Knopf. 272 pages. $23.95. ISBN: 1400041155
New York Times
"Ms. Danticat not only creates an indelible portrait of her two fathers, her dad and her uncle, but in telling their stories, she gives the reader an intimate sense of the personal consequences of the Haitian diaspora: its impact on parents and children, brothers and sisters, those who stay and those who leave to begin a new life abroad. She has written a fierce, haunting book about exile and loss and family love, and how that love can survive distance and separation, loss and abandonment and somehow endure, undented and robust." Michiko Kakutani
San Diego Union-Tribune
"This memoir is her most powerful work to date, not just because it is all true, but because it all comes down to an 81-year-old clergyman, arriving in the Greatest Nation on Earth with his passport and tourist visa to see his dying brother, who lost his identity, his dignity and his life because he filled out a form incorrectly." Kate Callen

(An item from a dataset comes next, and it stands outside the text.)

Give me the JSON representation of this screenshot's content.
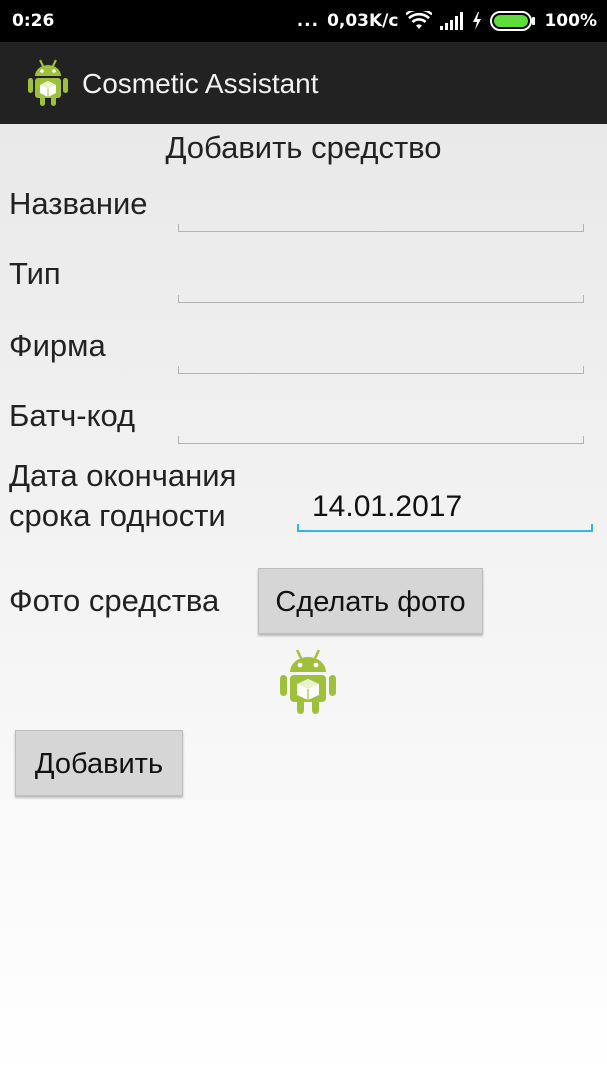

"Past and present, personal and political entangle with a vengeance in the lives of ordinary people who become immigrants, and Danticat’s story begins, as many do, with a journey. … The tone, as always with Danticat’s fiction and nonfiction, is unsentimental." Betsy Willeford
Milwaukee Jrnl Sentinel

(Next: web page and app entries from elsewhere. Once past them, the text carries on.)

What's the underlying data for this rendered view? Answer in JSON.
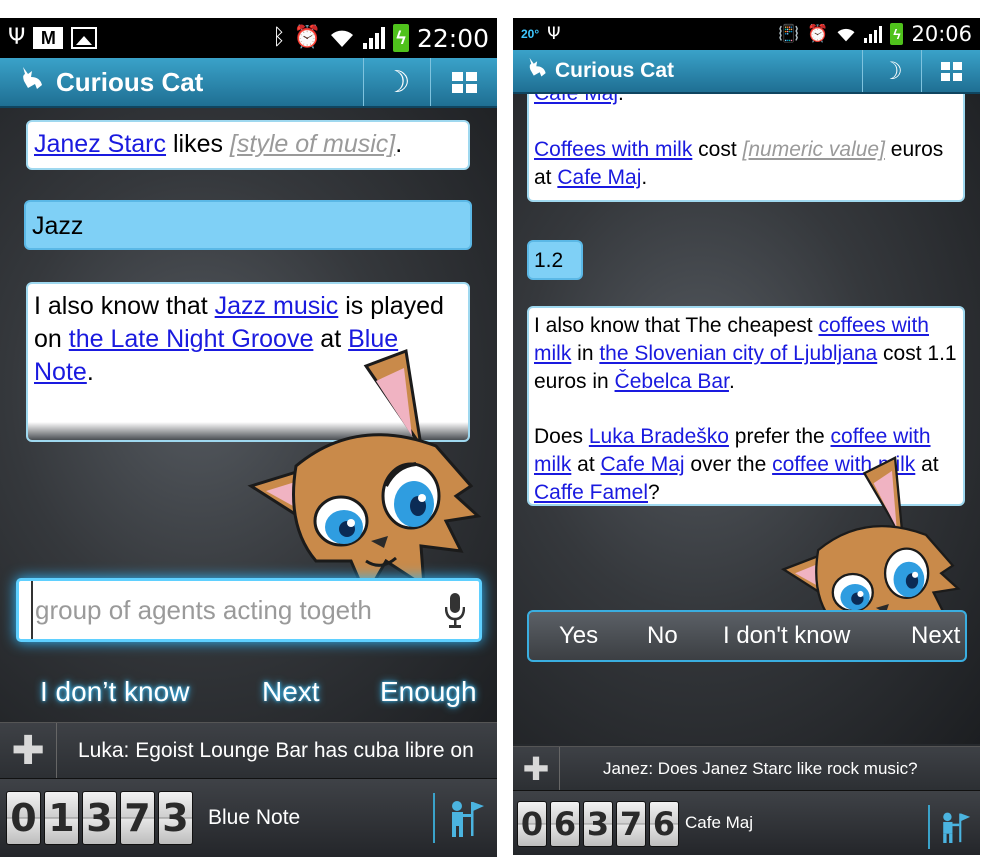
{
  "left_screen": {
    "status_bar": {
      "time": "22:00",
      "icons": [
        "usb-icon",
        "gmail-icon",
        "image-icon",
        "bluetooth-icon",
        "alarm-icon",
        "wifi-icon",
        "signal-icon",
        "battery-charging-icon"
      ]
    },
    "app_bar": {
      "title": "Curious Cat",
      "actions": [
        "night-mode-icon",
        "grid-menu-icon"
      ]
    },
    "messages": {
      "q1": {
        "link1": "Janez Starc",
        "text1": " likes ",
        "placeholder": "[style of music]",
        "text2": "."
      },
      "answer": "Jazz",
      "q2": {
        "t1": "I also know that ",
        "link1": "Jazz music",
        "t2": " is played on ",
        "link2": "the Late Night Groove",
        "t3": " at ",
        "link3": "Blue Note",
        "t4": "."
      }
    },
    "input": {
      "value": "group of agents acting togeth"
    },
    "answers": [
      "I don’t know",
      "Next",
      "Enough"
    ],
    "news": "Luka: Egoist Lounge Bar has cuba libre on",
    "score": [
      "0",
      "1",
      "3",
      "7",
      "3"
    ],
    "place": "Blue Note"
  },
  "right_screen": {
    "status_bar": {
      "temperature": "20°",
      "time": "20:06",
      "icons": [
        "usb-icon",
        "vibrate-icon",
        "alarm-icon",
        "wifi-icon",
        "signal-icon",
        "battery-charging-icon"
      ]
    },
    "app_bar": {
      "title": "Curious Cat",
      "actions": [
        "night-mode-icon",
        "grid-menu-icon"
      ]
    },
    "messages": {
      "q1_top": "Cafe Maj",
      "q1": {
        "link1": "Coffees with milk",
        "t1": " cost ",
        "placeholder": "[numeric value]",
        "t2": " euros at ",
        "link2": "Cafe Maj",
        "t3": "."
      },
      "answer": "1.2",
      "q2": {
        "t1": "I also know that The cheapest ",
        "link1": "coffees with milk",
        "t2": " in ",
        "link2": "the Slovenian city of Ljubljana",
        "t3": " cost 1.1 euros in ",
        "link3": "Čebelca Bar",
        "t4": "."
      },
      "q3": {
        "t1": "Does ",
        "link1": "Luka Bradeško",
        "t2": " prefer the ",
        "link2": "coffee with milk",
        "t3": " at ",
        "link3": "Cafe Maj",
        "t4": " over the ",
        "link4": "coffee with milk",
        "t5": " at ",
        "link5": "Caffe Famel",
        "t6": "?"
      }
    },
    "answers": [
      "Yes",
      "No",
      "I don't know",
      "Next"
    ],
    "news": "Janez: Does Janez Starc like rock music?",
    "score": [
      "0",
      "6",
      "3",
      "7",
      "6"
    ],
    "place": "Cafe Maj"
  },
  "colors": {
    "accent": "#3aa2c9",
    "link": "#1a1adf",
    "glow": "#3cc2ff",
    "user_bubble": "#7fd0f6"
  }
}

"While Danticat discusses her eight years away from her parents, she doesn’t retread previously visited territory. … Joseph’s story obviously speaks to the multitude of troubles that have mired Haiti since its independence." Vikas Turakhia

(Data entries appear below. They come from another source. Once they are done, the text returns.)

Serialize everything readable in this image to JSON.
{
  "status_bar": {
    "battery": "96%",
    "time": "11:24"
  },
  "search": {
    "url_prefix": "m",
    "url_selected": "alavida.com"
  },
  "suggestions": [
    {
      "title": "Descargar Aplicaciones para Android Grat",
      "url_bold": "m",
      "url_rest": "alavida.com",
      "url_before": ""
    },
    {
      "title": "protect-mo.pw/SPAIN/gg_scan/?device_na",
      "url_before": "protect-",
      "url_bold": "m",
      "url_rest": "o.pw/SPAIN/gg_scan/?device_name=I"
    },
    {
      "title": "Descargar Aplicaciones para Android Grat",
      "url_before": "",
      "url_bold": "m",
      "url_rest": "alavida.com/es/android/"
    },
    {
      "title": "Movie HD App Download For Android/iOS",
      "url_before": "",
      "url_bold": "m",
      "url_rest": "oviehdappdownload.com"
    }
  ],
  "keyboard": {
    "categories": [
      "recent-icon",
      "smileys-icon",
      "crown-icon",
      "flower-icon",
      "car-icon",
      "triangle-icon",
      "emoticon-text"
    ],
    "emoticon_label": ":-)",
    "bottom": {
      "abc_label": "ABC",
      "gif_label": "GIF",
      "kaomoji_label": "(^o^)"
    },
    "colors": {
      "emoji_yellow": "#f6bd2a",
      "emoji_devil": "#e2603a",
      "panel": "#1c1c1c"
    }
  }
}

NY Times Book Review
"‘Anger is a wasted emotion,’ says the narrator of The Dew Breaker, her most recent novel; in telling her family’s story, she follows this dictum almost to a fault, giving us a memoir whose cleareyed prose and unflinching adherence to the facts conceal an astringent undercurrent of melancholy, a mixture of homesickness and homelessness." Jess Row
Los Angeles Times
"Revisiting this ‘wondrous and terrible’ intersection of events, and roaming backward through the history of her family and her native country, Danticat struggles to fashion a cohesive narrative. … If rigor is elusive in such an intricate account … emotional clarity is abundant." Donna Rifkind
Minneapolis Star Tribune
"Minus a few self-indulgent lapses, Brother, I’m Dying is eminently readable and emotionally nuanced. … Brother, I’m Dying does not find Danticat reaching quite the lyrical strains of her short-story collection Krik? Krak! or the narrative elegance of The Dewbreaker. This would be too much to ask." Richard Thompson
Edwidge Danticat’s father and uncle chose very different paths: the former struggled to make a new life for himself in America, while the latter remained in the homeland he paradoxically loved. In following their lives and their impact on future generations, Danticat’s powerful family memoir explores how the private and the political, the past and the present, intersect. The most poignant section focuses on Joseph’s tragic trip to the United States at age 81, but Danticat also tells a wider story about family and exile, the Haitian diaspora, the Duvalier regime, and post-9/11 immigration policy. Emotionally resonant and exceptionally clear-eyed, Brother, I’m Dying offers insight into a talented writer, her family history, and the injustices of the modern world.